PONTE VEDRA BEACH — One round away from one of the biggest wins of his career, Lee Westwood knows what to expect on the final day of the Players Championship.
Not only because of his 17 years as a pro and his 30 victories worldwide, or his 54-hole lead last month at the Masters. Saturday at TPC Sawgrass was enough of a reminder.
Westwood watched a two-shot lead turn into a two-shot deficit. Over the final hour, Robert Allenby picked up three shots on the last three holes, and Heath Slocum dropped four shots on the last six.
The day ended with Westwood hitting a daring shot with a 6-iron through a gap in the trees for par on the 18th hole for 2-under 70 to finish the third round with a one-shot lead, same as he started it. He has more company on the leaderboard now — Masters champion Phil Mickelson included — but the course is as significant as the names behind him.
"There was no real scope for thinking about anything else other than what I was doing," Westwood said. "It's that kind of golf course. If you play well, birdies are available. If you don't hit good shots, they penalize you.

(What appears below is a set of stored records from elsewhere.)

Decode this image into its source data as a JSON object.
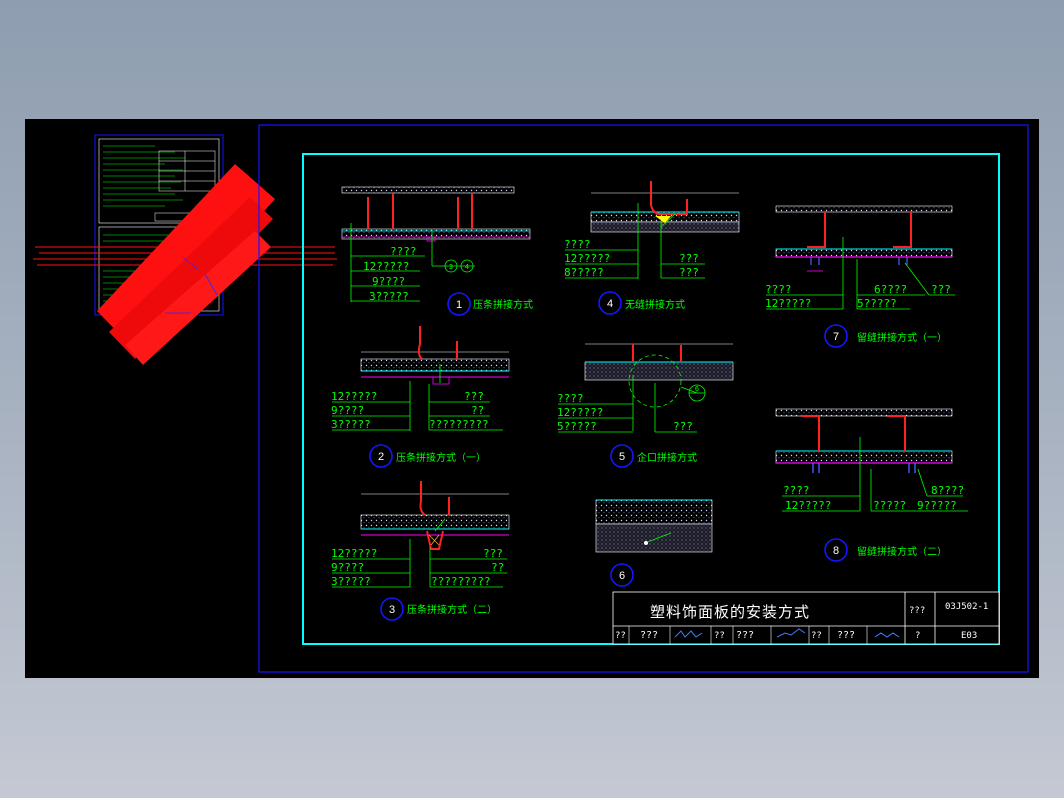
{
  "drawing": {
    "title": "塑料饰面板的安装方式",
    "code": "03J502-1",
    "page": "E03",
    "title_block_labels": [
      "??",
      "???",
      "??",
      "???",
      "??",
      "???",
      "???",
      "?"
    ],
    "details": [
      {
        "num": "1",
        "caption": "压条拼接方式",
        "notes": [
          "????",
          "12?????",
          "9????",
          "3?????"
        ]
      },
      {
        "num": "2",
        "caption": "压条拼接方式（一）",
        "notes": [
          "12?????",
          "9????",
          "3?????",
          "???",
          "??",
          "?????????"
        ]
      },
      {
        "num": "3",
        "caption": "压条拼接方式（二）",
        "notes": [
          "12?????",
          "9????",
          "3?????",
          "???",
          "??",
          "?????????"
        ]
      },
      {
        "num": "4",
        "caption": "无缝拼接方式",
        "notes": [
          "????",
          "12?????",
          "8?????",
          "???",
          "???"
        ]
      },
      {
        "num": "5",
        "caption": "企口拼接方式",
        "notes": [
          "????",
          "12?????",
          "5?????",
          "???"
        ]
      },
      {
        "num": "6",
        "caption": "",
        "notes": []
      },
      {
        "num": "7",
        "caption": "留缝拼接方式（一）",
        "notes": [
          "????",
          "12?????",
          "6????",
          "5?????",
          "???"
        ]
      },
      {
        "num": "8",
        "caption": "留缝拼接方式（二）",
        "notes": [
          "????",
          "12?????",
          "?????",
          "8????",
          "9?????"
        ]
      }
    ],
    "callout_labels": [
      "3",
      "4",
      "6"
    ]
  },
  "colors": {
    "background": "#000000",
    "frame_blue": "#1515ff",
    "sheet_border": "#00ffff",
    "annotation_green": "#00ff00",
    "section_red": "#ff0000",
    "markup_red": "#ff1010",
    "text_white": "#ffffff"
  }
}
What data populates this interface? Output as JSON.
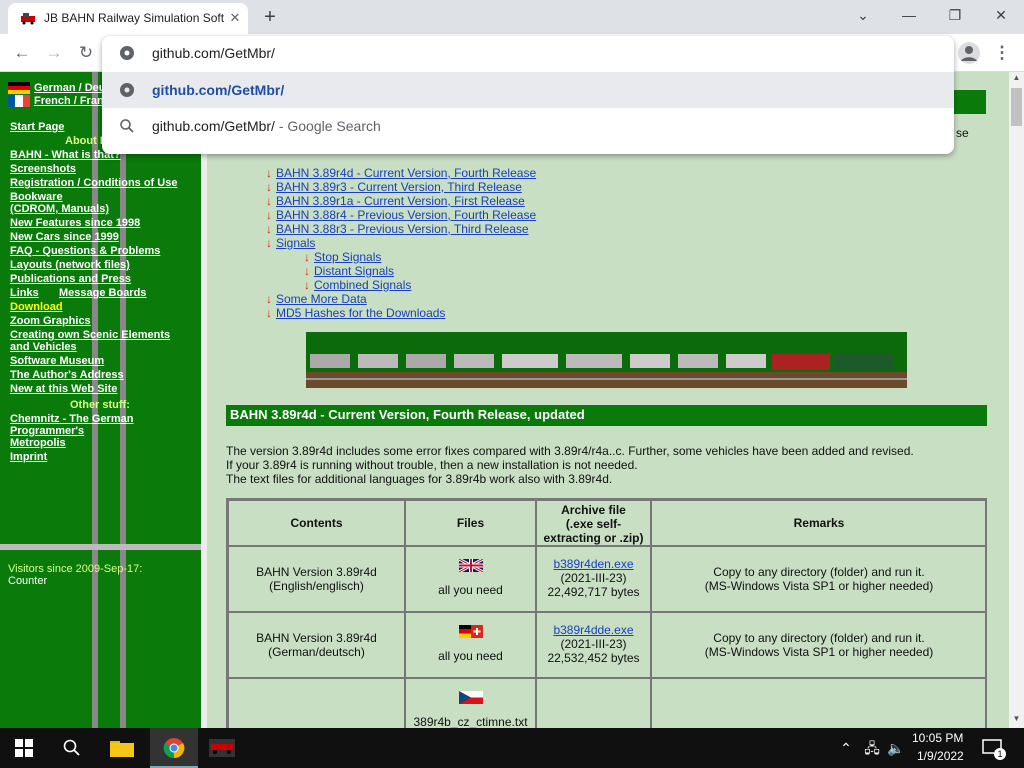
{
  "browser": {
    "tab_title": "JB BAHN Railway Simulation Software",
    "address": "github.com/GetMbr/",
    "suggestions": [
      {
        "text": "github.com/GetMbr/",
        "suffix": ""
      },
      {
        "text": "github.com/GetMbr/",
        "suffix": " - Google Search"
      }
    ],
    "window_controls": {
      "minimize": "—",
      "maximize": "❐",
      "close": "✕"
    },
    "tab_close": "✕",
    "new_tab": "+"
  },
  "sidebar": {
    "languages": [
      "German / Deutsch",
      "French / Français"
    ],
    "start_page": "Start Page",
    "about_heading": "About BAHN",
    "items": [
      "BAHN - What is that?",
      "Screenshots",
      "Registration / Conditions of Use",
      "Bookware",
      "(CDROM, Manuals)",
      "New Features since 1998",
      "New Cars since 1999",
      "FAQ - Questions & Problems",
      "Layouts (network files)",
      "Publications and Press",
      "Links",
      "Download",
      "Zoom Graphics",
      "Creating own Scenic Elements",
      "and Vehicles",
      "Software Museum",
      "The Author's Address",
      "New at this Web Site"
    ],
    "message_boards": "Message Boards",
    "other_heading": "Other stuff:",
    "other_items": [
      "Chemnitz - The German",
      "Programmer's",
      "Metropolis",
      "Imprint"
    ],
    "visitors": "Visitors since 2009-Sep-17:",
    "counter_alt": "Counter"
  },
  "content": {
    "partial_right_text": "se",
    "toc": [
      "BAHN 3.89r4d - Current Version, Fourth Release",
      "BAHN 3.89r3 - Current Version, Third Release",
      "BAHN 3.89r1a - Current Version, First Release",
      "BAHN 3.88r4 - Previous Version, Fourth Release",
      "BAHN 3.88r3 - Previous Version, Third Release",
      "Signals"
    ],
    "toc_sub": [
      "Stop Signals",
      "Distant Signals",
      "Combined Signals"
    ],
    "toc_tail": [
      "Some More Data",
      "MD5 Hashes for the Downloads"
    ],
    "section_title": "BAHN 3.89r4d - Current Version, Fourth Release, updated",
    "paragraphs": [
      "The version 3.89r4d includes some error fixes compared with 3.89r4/r4a..c. Further, some vehicles have been added and revised.",
      "If your 3.89r4 is running without trouble, then a new installation is not needed.",
      "The text files for additional languages for 3.89r4b work also with 3.89r4d."
    ],
    "table": {
      "headers": [
        "Contents",
        "Files",
        "Archive file (.exe self-extracting or .zip)",
        "Remarks"
      ],
      "header_archive_lines": [
        "Archive file",
        "(.exe self-",
        "extracting or .zip)"
      ],
      "rows": [
        {
          "contents": [
            "BAHN Version 3.89r4d",
            "(English/englisch)"
          ],
          "files": "all you need",
          "archive": "b389r4den.exe",
          "date": "(2021-III-23)",
          "size": "22,492,717 bytes",
          "remarks": [
            "Copy to any directory (folder) and run it.",
            "(MS-Windows Vista SP1 or higher needed)"
          ]
        },
        {
          "contents": [
            "BAHN Version 3.89r4d",
            "(German/deutsch)"
          ],
          "files": "all you need",
          "archive": "b389r4dde.exe",
          "date": "(2021-III-23)",
          "size": "22,532,452 bytes",
          "remarks": [
            "Copy to any directory (folder) and run it.",
            "(MS-Windows Vista SP1 or higher needed)"
          ]
        },
        {
          "contents": [
            "",
            ""
          ],
          "files": "389r4b_cz_ctimne.txt",
          "archive": "",
          "date": "",
          "size": "",
          "remarks": [
            "",
            ""
          ]
        }
      ]
    }
  },
  "taskbar": {
    "time": "10:05 PM",
    "date": "1/9/2022",
    "notification_count": "1"
  }
}
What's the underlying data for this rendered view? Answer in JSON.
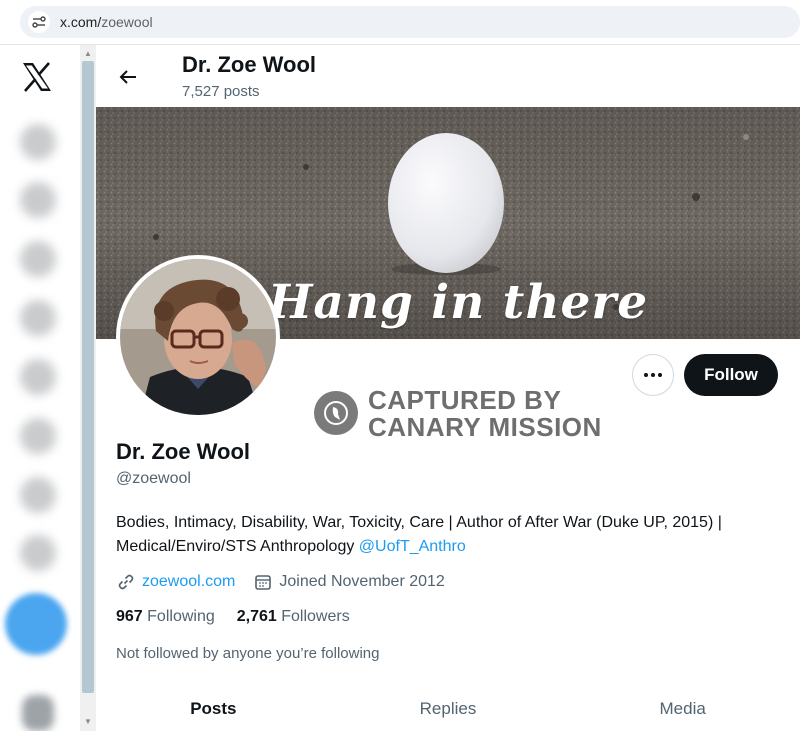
{
  "browser": {
    "url_domain": "x.com/",
    "url_path": "zoewool"
  },
  "nav": {
    "logo": "x-logo",
    "items": [
      "home-icon",
      "search-icon",
      "notifications-icon",
      "messages-icon",
      "grok-icon",
      "lists-icon",
      "communities-icon",
      "profile-icon",
      "more-icon"
    ],
    "compose_color": "#4ba6ef"
  },
  "header": {
    "name": "Dr. Zoe Wool",
    "posts_count": "7,527 posts"
  },
  "banner": {
    "text": "Hang in there"
  },
  "watermark": {
    "line1": "CAPTURED BY",
    "line2": "CANARY MISSION"
  },
  "actions": {
    "follow_label": "Follow",
    "more_icon": "more-dots-icon"
  },
  "profile": {
    "name": "Dr. Zoe Wool",
    "handle": "@zoewool",
    "bio_text": "Bodies, Intimacy, Disability, War, Toxicity, Care | Author of After War (Duke UP, 2015) | Medical/Enviro/STS Anthropology ",
    "bio_mention": "@UofT_Anthro",
    "website": "zoewool.com",
    "joined": "Joined November 2012",
    "following_count": "967",
    "following_label": "Following",
    "followers_count": "2,761",
    "followers_label": "Followers",
    "followed_by": "Not followed by anyone you’re following"
  },
  "tabs": [
    "Posts",
    "Replies",
    "Media"
  ],
  "colors": {
    "accent": "#1d9bf0",
    "follow_button": "#0f1419",
    "muted_text": "#536471"
  }
}
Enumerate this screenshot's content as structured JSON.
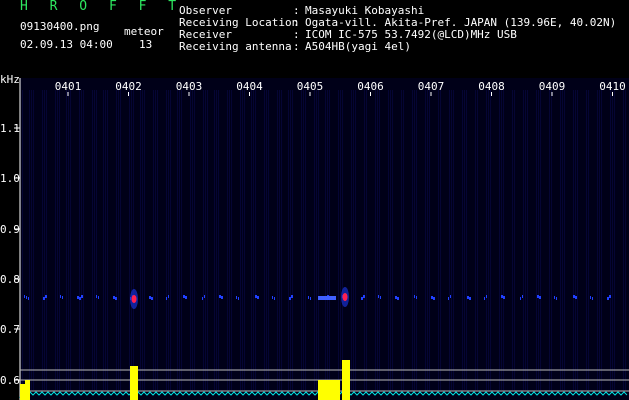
{
  "header": {
    "title": "H R O F F T",
    "file_name": "09130400.png",
    "datetime": "02.09.13 04:00",
    "meteor_label": "meteor",
    "meteor_count": "13"
  },
  "info": [
    {
      "key": "Observer",
      "sep": ":",
      "value": "Masayuki Kobayashi"
    },
    {
      "key": "Receiving Location",
      "sep": ":",
      "value": "Ogata-vill. Akita-Pref. JAPAN (139.96E, 40.02N)"
    },
    {
      "key": "Receiver",
      "sep": ":",
      "value": "ICOM IC-575 53.7492(@LCD)MHz USB"
    },
    {
      "key": "Receiving antenna",
      "sep": ":",
      "value": "A504HB(yagi 4el)"
    }
  ],
  "chart_data": {
    "type": "heatmap",
    "ylabel": "kHz",
    "y_ticks": [
      "1.1",
      "1.0",
      "0.9",
      "0.8",
      "0.7",
      "0.6"
    ],
    "x_ticks": [
      "0401",
      "0402",
      "0403",
      "0404",
      "0405",
      "0406",
      "0407",
      "0408",
      "0409",
      "0410"
    ],
    "colors": {
      "background": "#000018",
      "tick": "#ffffff",
      "signal": "#2040ff",
      "echo_core": "#ff2050",
      "level": "#ffff00",
      "noise": "#00e0e0"
    }
  }
}
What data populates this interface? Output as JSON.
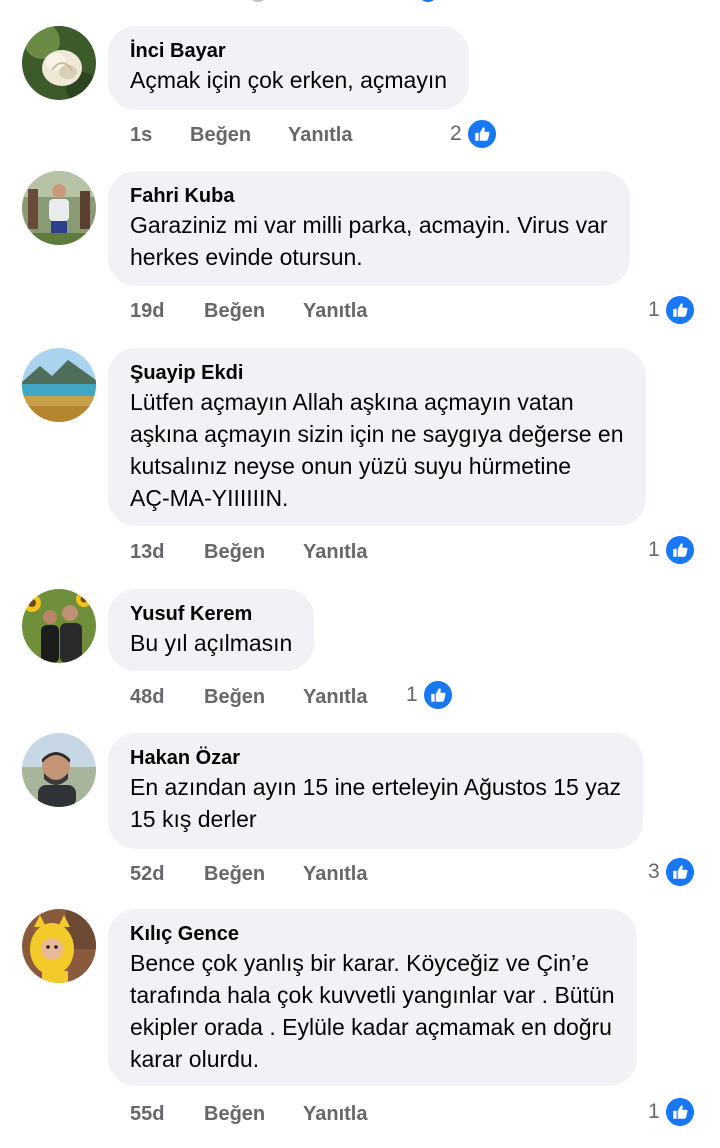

That's what good golf courses do to you."
This day, this course did both.
Mickelson suddenly was back in the picture, along with that No. 1 world ranking, because of his 66 that put him five shots behind. Tiger Woods was not, courtesy of a bogey-bogey finish for 71 that put him 10 shots behind. Tampa's Ruji Imada, who began the day one shot behind Westwood, shot 4-over 76 and fell seven shots behind Westwood, who was at 14-under 202.
U.S. Open champion Lucas Glover, the only player in the top 10 with a major, didn't make a birdie until the ninth hole in his round of 69. He was in second at 12-under 204, with Torrey Pines winner Ben Crane (68) and Francesco Molinari (71).
"The golf course changed a lot. It got really firm (Saturday) afternoon," Westwood said. "I thought I played well, gave myself a lot of chances, missed a couple, but all in all, I was pleased with the way I played."
Mickelson began the day nine shots out of the lead, same as Woods. They went opposite directions, however. Mickelson didn't make a bogey until the final hole to put himself back into the picture.
"I feel like things started to click a little bit (Saturday), and I think I've got one more low round in me," he said. "I just hope that it will be enough, that I'll be within striking distance."
To reach No. 1 for the first time in his career, Mickelson has to win and have Woods finish out of the top five. Woods was tied for 45th after the third round.
Seconds after getting an autograph from Mickelson, a young boy decided to talk a little trash to Woods.
As Woods walked by after his round, the kid yelled, "Tiger, say so long to No. 1. Kiss it goodbye."
Woods showed no reaction. He was more concerned with getting back on track.
"I hit more good shots (Saturday) than I have all week," Woods said. "So you don't turn this thing around overnight and then just go out there and play great golf. This is a process, especially since I haven't played at all. I just need more rounds."
Allenby was five shots behind when he walked off the 13th tee. He made up ground quickly with a 6-iron to about 12 feet on the par-5 16th for eagle, then a 12-foot birdie on the island-green 17th that curled into the side of the cup. He shot 67 to get in the final group.
"That's the thing," Allenby said. "You don't know what's going to happen out there. All you can do is just play your own golf. But I knew I had to push it a little bit just to try to get within reach.
"Obviously, the leaderboard changed a couple of times through the back nine. Luckily for me, I did well on the finishing holes."
Slocum ran off three birdies in four holes around the turn to reach 15 under until a three-putt from the fringe below a steep ridge on the 13th changed everything. He bogeyed the 15th, then dumped his tee shot into the water on 17 for double bogey. After all that, he shot 72.
His finish put him at 11-under 205, tied with Tim Clark (66), Charley Hoffman (69) and Chris Stroud (66).
The splash of the day came from Kevin Stadler on the par-4 18th after he pulled his tee shot into the water, did the same thing with his next shot, then tossed his 3-wood so far into the lagoon that it wasn't retrievable. "We went nuts," onlooker Jason Thomas of Jacksonville said of the crowd's reaction. "It was awesome." Stadler eventually finished with quintuple-bogey 9.
European: Fredrik Andersson Hed shot 9-under 63 to move to 17-under 199 for a six-stroke lead after the third round of the Italian Open at Turin. Italian 17-year-old phenom Matteo Manassero, making his pro debut, shot par and was at 4 under.